Output the records exactly as they appear, with no pictures included.

## DATA RECORDS
——

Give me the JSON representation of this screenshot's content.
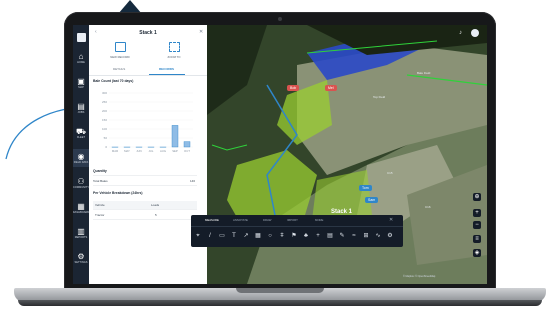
{
  "panel": {
    "title": "Stack 1",
    "tools": [
      {
        "label": "NEW RECORD",
        "icon": "document-icon"
      },
      {
        "label": "ZOOM TO",
        "icon": "zoom-fit-icon"
      }
    ],
    "tabs": [
      "DETAILS",
      "RECORDS"
    ],
    "chart_title": "Bale Count (last 70 days)",
    "rows": [
      {
        "key": "Quantity",
        "value": ""
      },
      {
        "key": "Total Bales",
        "value": "146"
      }
    ],
    "breakdown_title": "Per Vehicle Breakdown (24hrs)",
    "table_headers": [
      "Vehicle",
      "Loads",
      ""
    ],
    "table_rows": [
      [
        "Tractor",
        "5",
        ""
      ]
    ]
  },
  "nav": {
    "items": [
      {
        "label": "HOME",
        "icon": "home-icon"
      },
      {
        "label": "MAP",
        "icon": "map-icon"
      },
      {
        "label": "JOBS",
        "icon": "jobs-icon"
      },
      {
        "label": "FLEET",
        "icon": "truck-icon"
      },
      {
        "label": "FIELD DATA",
        "icon": "field-icon"
      },
      {
        "label": "COMMUNITY",
        "icon": "people-icon"
      },
      {
        "label": "DASHBOARD",
        "icon": "dashboard-icon"
      },
      {
        "label": "REPORTS",
        "icon": "reports-icon"
      },
      {
        "label": "SETTINGS",
        "icon": "gear-icon"
      }
    ]
  },
  "map": {
    "selected_label": "Stack 1",
    "tags": [
      "Bob",
      "Mel",
      "Tom",
      "Sam"
    ],
    "field_labels": [
      "Bale Field",
      "Top Field",
      "C15",
      "C16"
    ],
    "toolbar_tabs": [
      "MEASURE",
      "ANNOTATE",
      "DRAW",
      "IMPORT",
      "MORE"
    ],
    "attribution": "© Mapbox © OpenStreetMap"
  },
  "chart_data": {
    "type": "bar",
    "title": "Bale Count (last 70 days)",
    "categories": [
      "MAR",
      "MAY",
      "JUN",
      "JUL",
      "AUG",
      "SEP",
      "OCT"
    ],
    "values": [
      0,
      0,
      0,
      0,
      0,
      120,
      30
    ],
    "ylim": [
      0,
      300
    ],
    "ticks": [
      "300",
      "250",
      "200",
      "150",
      "100",
      "50",
      "0"
    ],
    "xlabel": "",
    "ylabel": ""
  },
  "colors": {
    "accent": "#2f86c9",
    "nav_bg": "#1b2533",
    "field_green": "#9acd32",
    "field_blue": "#2a49c8",
    "tag_red": "#d9534f"
  }
}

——

## COMPLETED EXERCISE
Give me the JSON representation of this screenshot's content.
{
  "panel": {
    "title": "Stack 1",
    "tools": [
      {
        "label": "NEW RECORD",
        "icon": "document-icon"
      },
      {
        "label": "ZOOM TO",
        "icon": "zoom-fit-icon"
      }
    ],
    "tabs": [
      "DETAILS",
      "RECORDS"
    ],
    "chart_title": "Bale Count (last 70 days)",
    "rows": [
      {
        "key": "Quantity",
        "value": ""
      },
      {
        "key": "Total Bales",
        "value": "146"
      }
    ],
    "breakdown_title": "Per Vehicle Breakdown (24hrs)",
    "table_headers": [
      "Vehicle",
      "Loads",
      ""
    ],
    "table_rows": [
      [
        "Tractor",
        "5",
        ""
      ]
    ]
  },
  "nav": {
    "items": [
      {
        "label": "HOME",
        "icon": "home-icon"
      },
      {
        "label": "MAP",
        "icon": "map-icon"
      },
      {
        "label": "JOBS",
        "icon": "jobs-icon"
      },
      {
        "label": "FLEET",
        "icon": "truck-icon"
      },
      {
        "label": "FIELD DATA",
        "icon": "field-icon"
      },
      {
        "label": "COMMUNITY",
        "icon": "people-icon"
      },
      {
        "label": "DASHBOARD",
        "icon": "dashboard-icon"
      },
      {
        "label": "REPORTS",
        "icon": "reports-icon"
      },
      {
        "label": "SETTINGS",
        "icon": "gear-icon"
      }
    ]
  },
  "map": {
    "selected_label": "Stack 1",
    "tags": [
      "Bob",
      "Mel",
      "Tom",
      "Sam"
    ],
    "field_labels": [
      "Bale Field",
      "Top Field",
      "C15",
      "C16"
    ],
    "toolbar_tabs": [
      "MEASURE",
      "ANNOTATE",
      "DRAW",
      "IMPORT",
      "MORE"
    ],
    "attribution": "© Mapbox © OpenStreetMap"
  },
  "chart_data": {
    "type": "bar",
    "title": "Bale Count (last 70 days)",
    "categories": [
      "MAR",
      "MAY",
      "JUN",
      "JUL",
      "AUG",
      "SEP",
      "OCT"
    ],
    "values": [
      0,
      0,
      0,
      0,
      0,
      120,
      30
    ],
    "ylim": [
      0,
      300
    ],
    "ticks": [
      "300",
      "250",
      "200",
      "150",
      "100",
      "50",
      "0"
    ],
    "xlabel": "",
    "ylabel": ""
  },
  "colors": {
    "accent": "#2f86c9",
    "nav_bg": "#1b2533",
    "field_green": "#9acd32",
    "field_blue": "#2a49c8",
    "tag_red": "#d9534f"
  }
}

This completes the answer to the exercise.